The EU and its antecedent organizations always have struck me as being based on laissez-faire economics and free-trade; which had been concealable during the credit boom when those previously opposed found reasons to involve themselves with its inner sanctum.
Other disparities between stated views and actual actions can be seen in recent economic policy of Cyprus. In addition to having been intertwined with the toxic debt of Greece, she encouraged offshoring from less-than-transparent Russian business interests. With the impending sudden crash of her economy, she has sought EU bail-outs.
To pay for this, the Cypriot Government agree to a one-off levy of 6.75% or 9.9% on savers with under or more than €100,000 respectively.
Whilst I have relatively little sympathy for any surprise that she will need to pay for this bailout and as much as I savour the outrage coming from the Kremlin , I do have sympathy for at least most of the individual proposed victims of this only superficially progressive levy.
It would not extend to assets or foreign-savings, which the independently wealthy are most likely to have their finances sunk in. Instead, it will disproportionately affect the small safer who has, over the course of years or decades, set aside meager cash amounts only to see this gobbled-up. Or a major business in which most of the wealth is tied-up in stocks and shares and property, contrasted to a small to medium business whose ledger follows a peripatetic existence of direct income.
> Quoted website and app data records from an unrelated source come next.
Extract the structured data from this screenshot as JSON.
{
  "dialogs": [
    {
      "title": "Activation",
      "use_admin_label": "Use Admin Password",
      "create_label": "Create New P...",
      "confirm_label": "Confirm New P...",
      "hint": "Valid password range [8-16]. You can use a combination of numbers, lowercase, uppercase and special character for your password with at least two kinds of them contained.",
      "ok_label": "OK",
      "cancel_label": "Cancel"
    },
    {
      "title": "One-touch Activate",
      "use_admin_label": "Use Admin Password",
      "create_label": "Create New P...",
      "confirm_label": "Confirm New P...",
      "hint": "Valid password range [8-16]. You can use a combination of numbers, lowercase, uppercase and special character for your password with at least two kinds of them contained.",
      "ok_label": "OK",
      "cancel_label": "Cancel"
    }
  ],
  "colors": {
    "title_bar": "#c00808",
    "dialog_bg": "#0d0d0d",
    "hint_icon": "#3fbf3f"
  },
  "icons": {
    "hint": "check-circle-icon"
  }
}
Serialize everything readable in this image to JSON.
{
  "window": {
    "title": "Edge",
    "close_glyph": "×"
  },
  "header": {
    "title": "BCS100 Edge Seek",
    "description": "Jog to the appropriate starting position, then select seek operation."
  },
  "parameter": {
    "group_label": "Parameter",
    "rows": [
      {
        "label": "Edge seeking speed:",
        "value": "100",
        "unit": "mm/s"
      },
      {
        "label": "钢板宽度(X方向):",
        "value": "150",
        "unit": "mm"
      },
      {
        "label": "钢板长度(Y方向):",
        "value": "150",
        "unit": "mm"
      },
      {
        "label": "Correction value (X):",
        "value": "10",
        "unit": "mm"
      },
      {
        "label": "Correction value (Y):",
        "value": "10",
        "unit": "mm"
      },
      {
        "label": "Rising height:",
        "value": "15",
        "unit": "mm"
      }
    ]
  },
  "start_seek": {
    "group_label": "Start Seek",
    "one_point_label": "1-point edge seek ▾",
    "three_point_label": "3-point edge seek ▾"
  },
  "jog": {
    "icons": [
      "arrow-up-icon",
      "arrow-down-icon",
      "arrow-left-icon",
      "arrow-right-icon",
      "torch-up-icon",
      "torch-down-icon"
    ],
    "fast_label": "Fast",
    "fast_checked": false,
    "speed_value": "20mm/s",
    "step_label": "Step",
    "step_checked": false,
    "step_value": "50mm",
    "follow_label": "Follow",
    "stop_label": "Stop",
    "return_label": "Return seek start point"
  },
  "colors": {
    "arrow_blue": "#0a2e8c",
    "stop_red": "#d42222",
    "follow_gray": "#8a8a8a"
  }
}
In 1941, as the US emerged from the Great Depression, a similar question was posed. In response, and hat-tip to Edmund Conway of SkyNews who unearthed it, the following similarly dismissive response was issued: